Chief Wrenn Unveils the Final Plans for Hampton's New Police Station
By Tom Donaldson
Atlantic News, Thursday, December 31, 1998
[The following article is courtesy of the Atlantic News]
[Atlantic News Photo by Tom Donaldson]
HAMPTON -- Chief William Wrenn and project architect Joseph Griffith of Kaestle Bros. Associates presented a finalized rendering of plans for the proposed police department building to the selectmen at their regular Monday night meeting. The new police department is to be built on the corner of Winnacunnet Road and Academy Avenue where the district courthouse and the present town building now stand. The construction proposal there includes moving the courthouse if its historic value can be determined, and may include demolition of the present town building. The revised plans had just been finalized on Monday prior to the meeting.
Wrenn pointed out that the building would not take any parking spaces or impede the entrance and exit of the school buses at the Hampton Academy Junior High School farther north on Academy Avenue. He said that there may be some suggestions to improve the flow of the daily school bus drop-off and pick-up of the students.
A bright, pleasant lobby with windows to take advantage of the southern exposure would face Winnacunnet and would be the reception area, with public rest rooms and access to the dispatcher's window. From the lobby or an outside entrance, the public could enter a community room which Wrenn explained could be used by senior citizens, boy or girl scouts, and other similar groups. The community room and the lobby would be secure and non-accessible by any prisoners or suspects being detained or interviewed. There would be a small room off the lobby where the citizens could talk privately to a police officer.
The chief said that he and other officers had worked many hours with the architect on three points concerning the flow of activities in the new building for the public, the employees, and the prisoners using the building for parking, entrance and accessibility of personnel who would deal with their needs. Employees would park in the rear of the building with an entrance that would provide easy-flow to the officers' squad room or stairs leading up to locker rooms, a fitness center and administrative offices.
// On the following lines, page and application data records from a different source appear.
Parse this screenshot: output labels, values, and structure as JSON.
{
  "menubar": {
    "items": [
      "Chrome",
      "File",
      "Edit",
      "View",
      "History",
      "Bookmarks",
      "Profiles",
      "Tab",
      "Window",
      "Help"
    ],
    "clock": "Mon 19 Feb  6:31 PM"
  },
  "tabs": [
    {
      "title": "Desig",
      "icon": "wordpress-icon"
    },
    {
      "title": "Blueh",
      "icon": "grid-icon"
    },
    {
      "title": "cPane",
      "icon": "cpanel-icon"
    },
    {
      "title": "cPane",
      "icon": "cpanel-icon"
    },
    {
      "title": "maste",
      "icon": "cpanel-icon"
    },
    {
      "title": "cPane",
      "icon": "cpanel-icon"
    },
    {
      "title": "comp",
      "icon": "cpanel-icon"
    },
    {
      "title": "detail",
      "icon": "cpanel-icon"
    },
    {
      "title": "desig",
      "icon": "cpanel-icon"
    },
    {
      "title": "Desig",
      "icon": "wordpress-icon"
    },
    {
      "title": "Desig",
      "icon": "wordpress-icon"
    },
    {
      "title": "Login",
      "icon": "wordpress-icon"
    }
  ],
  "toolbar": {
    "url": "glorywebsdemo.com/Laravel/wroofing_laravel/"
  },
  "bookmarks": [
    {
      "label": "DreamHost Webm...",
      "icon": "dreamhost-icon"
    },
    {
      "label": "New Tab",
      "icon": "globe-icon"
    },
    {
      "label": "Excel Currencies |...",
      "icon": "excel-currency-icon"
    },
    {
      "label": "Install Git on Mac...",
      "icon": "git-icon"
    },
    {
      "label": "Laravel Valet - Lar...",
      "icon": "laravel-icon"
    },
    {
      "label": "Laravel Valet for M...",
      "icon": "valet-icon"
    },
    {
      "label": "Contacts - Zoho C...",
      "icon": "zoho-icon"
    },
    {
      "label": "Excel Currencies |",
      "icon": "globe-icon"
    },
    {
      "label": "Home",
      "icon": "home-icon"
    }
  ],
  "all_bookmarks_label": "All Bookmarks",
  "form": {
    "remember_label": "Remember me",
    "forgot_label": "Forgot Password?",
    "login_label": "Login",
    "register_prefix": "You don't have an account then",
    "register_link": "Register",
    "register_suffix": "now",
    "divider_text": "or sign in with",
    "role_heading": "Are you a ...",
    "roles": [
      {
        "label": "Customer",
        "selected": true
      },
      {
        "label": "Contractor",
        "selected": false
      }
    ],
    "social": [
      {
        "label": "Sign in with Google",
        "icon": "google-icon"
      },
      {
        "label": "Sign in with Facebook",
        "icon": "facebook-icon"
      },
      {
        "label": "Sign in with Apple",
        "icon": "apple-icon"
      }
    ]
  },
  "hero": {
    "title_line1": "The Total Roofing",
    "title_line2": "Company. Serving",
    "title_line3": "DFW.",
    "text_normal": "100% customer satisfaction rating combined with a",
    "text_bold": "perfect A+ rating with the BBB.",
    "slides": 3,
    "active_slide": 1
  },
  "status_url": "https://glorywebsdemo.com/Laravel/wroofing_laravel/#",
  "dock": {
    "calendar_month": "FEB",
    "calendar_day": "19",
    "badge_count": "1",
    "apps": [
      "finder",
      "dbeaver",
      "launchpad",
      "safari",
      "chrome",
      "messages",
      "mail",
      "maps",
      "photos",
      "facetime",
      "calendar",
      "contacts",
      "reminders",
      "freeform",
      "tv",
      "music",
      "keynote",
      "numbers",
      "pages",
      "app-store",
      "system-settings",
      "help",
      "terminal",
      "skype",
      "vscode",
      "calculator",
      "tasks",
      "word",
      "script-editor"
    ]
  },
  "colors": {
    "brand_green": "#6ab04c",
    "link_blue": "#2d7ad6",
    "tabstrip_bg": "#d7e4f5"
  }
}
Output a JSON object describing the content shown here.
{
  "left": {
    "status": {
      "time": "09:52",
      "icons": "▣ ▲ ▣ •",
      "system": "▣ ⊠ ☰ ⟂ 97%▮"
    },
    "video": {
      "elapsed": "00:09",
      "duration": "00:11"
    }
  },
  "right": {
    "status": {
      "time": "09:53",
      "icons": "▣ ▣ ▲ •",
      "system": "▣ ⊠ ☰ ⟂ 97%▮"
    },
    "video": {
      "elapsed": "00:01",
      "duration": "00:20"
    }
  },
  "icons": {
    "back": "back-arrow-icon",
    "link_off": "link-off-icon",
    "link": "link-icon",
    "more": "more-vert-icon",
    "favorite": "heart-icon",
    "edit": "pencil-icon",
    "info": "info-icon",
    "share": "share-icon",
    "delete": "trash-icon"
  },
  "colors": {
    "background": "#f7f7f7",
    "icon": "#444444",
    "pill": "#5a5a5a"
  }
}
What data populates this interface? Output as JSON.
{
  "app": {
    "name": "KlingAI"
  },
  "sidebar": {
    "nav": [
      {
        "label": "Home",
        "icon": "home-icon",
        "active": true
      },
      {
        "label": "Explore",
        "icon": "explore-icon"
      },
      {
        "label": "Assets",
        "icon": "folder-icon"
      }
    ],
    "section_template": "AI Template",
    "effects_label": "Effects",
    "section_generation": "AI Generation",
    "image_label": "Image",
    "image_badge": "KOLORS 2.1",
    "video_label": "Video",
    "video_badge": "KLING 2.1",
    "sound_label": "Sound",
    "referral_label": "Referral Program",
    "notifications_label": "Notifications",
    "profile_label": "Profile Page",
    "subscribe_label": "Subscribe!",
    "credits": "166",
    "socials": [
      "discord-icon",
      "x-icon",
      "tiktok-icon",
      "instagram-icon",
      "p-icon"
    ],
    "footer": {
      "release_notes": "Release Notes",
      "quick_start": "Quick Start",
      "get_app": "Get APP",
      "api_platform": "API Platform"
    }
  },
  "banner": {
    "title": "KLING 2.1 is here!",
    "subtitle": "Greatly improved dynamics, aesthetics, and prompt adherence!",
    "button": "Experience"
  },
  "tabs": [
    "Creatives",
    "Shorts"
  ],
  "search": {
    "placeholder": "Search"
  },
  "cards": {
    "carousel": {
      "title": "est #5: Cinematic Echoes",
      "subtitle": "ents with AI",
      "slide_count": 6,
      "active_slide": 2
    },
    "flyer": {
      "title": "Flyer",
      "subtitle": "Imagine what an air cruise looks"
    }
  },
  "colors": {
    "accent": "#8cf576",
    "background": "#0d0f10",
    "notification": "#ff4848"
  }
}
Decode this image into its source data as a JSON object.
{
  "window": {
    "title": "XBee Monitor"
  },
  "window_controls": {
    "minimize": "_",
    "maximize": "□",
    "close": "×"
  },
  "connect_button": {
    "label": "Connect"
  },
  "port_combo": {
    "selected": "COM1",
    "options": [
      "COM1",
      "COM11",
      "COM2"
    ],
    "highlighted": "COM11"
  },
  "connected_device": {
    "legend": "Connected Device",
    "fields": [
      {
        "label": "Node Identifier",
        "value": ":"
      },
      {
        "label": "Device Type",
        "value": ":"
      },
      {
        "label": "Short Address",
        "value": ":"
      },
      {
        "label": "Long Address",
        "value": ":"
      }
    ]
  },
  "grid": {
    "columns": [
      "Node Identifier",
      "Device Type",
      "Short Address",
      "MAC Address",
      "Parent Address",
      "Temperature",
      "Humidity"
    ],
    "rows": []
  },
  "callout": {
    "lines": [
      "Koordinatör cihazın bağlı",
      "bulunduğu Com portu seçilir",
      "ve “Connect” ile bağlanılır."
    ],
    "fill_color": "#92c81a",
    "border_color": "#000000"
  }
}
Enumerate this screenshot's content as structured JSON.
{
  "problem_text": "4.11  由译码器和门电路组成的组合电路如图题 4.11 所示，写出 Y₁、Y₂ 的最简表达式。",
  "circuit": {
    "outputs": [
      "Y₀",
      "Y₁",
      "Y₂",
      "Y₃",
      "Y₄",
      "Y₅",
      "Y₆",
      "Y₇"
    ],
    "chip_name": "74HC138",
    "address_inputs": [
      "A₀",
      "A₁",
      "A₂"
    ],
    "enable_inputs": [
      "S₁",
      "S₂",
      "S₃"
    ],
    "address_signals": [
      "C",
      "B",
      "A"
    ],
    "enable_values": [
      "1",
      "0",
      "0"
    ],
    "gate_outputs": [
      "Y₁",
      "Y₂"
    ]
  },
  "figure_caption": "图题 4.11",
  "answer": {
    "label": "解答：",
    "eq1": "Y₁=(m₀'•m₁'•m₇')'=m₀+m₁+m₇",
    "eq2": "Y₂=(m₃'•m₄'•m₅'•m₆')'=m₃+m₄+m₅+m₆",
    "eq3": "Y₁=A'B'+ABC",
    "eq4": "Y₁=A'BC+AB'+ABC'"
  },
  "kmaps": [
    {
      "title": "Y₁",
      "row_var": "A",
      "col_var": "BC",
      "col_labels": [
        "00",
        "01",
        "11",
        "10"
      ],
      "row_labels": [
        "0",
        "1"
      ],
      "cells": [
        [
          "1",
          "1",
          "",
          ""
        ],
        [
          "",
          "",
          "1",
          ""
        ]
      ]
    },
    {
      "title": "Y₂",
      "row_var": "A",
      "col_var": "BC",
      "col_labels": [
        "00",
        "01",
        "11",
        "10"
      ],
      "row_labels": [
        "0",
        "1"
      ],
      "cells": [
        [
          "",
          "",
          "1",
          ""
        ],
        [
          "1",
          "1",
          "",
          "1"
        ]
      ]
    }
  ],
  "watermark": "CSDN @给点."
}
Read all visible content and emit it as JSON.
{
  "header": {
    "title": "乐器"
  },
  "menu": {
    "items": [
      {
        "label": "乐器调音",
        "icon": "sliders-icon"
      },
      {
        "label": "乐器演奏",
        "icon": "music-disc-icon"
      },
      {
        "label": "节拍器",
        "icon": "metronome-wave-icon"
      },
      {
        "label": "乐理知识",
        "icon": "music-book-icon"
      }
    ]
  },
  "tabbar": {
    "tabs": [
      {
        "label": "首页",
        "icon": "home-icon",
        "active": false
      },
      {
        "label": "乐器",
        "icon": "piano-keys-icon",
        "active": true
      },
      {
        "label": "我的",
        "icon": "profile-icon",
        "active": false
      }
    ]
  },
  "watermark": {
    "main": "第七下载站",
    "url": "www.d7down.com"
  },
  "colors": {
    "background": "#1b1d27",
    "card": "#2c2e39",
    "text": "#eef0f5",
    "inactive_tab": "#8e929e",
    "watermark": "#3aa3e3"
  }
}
[Atlantic News Photo by Tom Donaldson]
Prisoners being brought in would enter through a sally port located at the rear. A cruiser would enter the fully enclosed sally port after an officer requests that the garage type door be opened. The door would then be closed and locked so that the prisoner could be removed from the car and taken to a holding area and booking room, near the jail cells. The areas would be segregated for males, females and juveniles being brought in. The patrol sergeants' and lieutenants' offices would be in close proximity to monitor those activities. There would be a secure evidence room where officers could place evidence, weapons or drugs from outside the room into a locker which is open in to the evidence room so that the evidence officer could remove them and lock them up after his inventory. He said only an authorized evidence officer would be allowed in the room so that evidence would not be at risk for contamination.
Space in the rear would allow minor servicing of the police vehicles with oil and other fluids, or emergency cleaning from a sick or contaminated prisoner, duties which officers usually do themselves. The space would also provide an area for processing vehicles that might have been involved in a crime scene. There would be a temporary storage area for animals, an armory, and, a response team room where officers could be equipped for handling special emergencies.
The second floor would house the locker and fitness rooms with access to the administration area, where the chief and the captains would have offices. There is space for the administrative assistant and the secretary to the captains. Both a conference room for small meetings would be available as well as a room that could be set-up as a major crime room for detectives and the prosecutor who is also housed there.
The selectmen sat silently, sometimes smiling and nodding heads in apparent agreement over the plans which Wrenn called a "dynamite design." No criticism was made about any of part of the plans, which will be on display for the public in the selectmen's room. Selectman Bonnie Searle asked if the estimate was still over $5 million. Wrenn said that was correct; however, the cost of the building fully equipped would be $3.4 million. Intangible costs could possibly be further reduced depending on the disposition of the courthouse and the town buildings. There is $100,000 in his budget to move the courthouse. He stated that the costs had already been reduced and that the building was not an office building but a 24-hour turn-key facility that had been planned to take hard use and abuse.
Wrenn gave credit to captain Timothy Crotts, Steve Henderson (head of the patrolmen association), and other officers who had put forth many suggestions and much effort in the design. He cited the cooperation and extra efforts of project architect Joseph Griffith and the personnel at Kaestle Bros. Associates.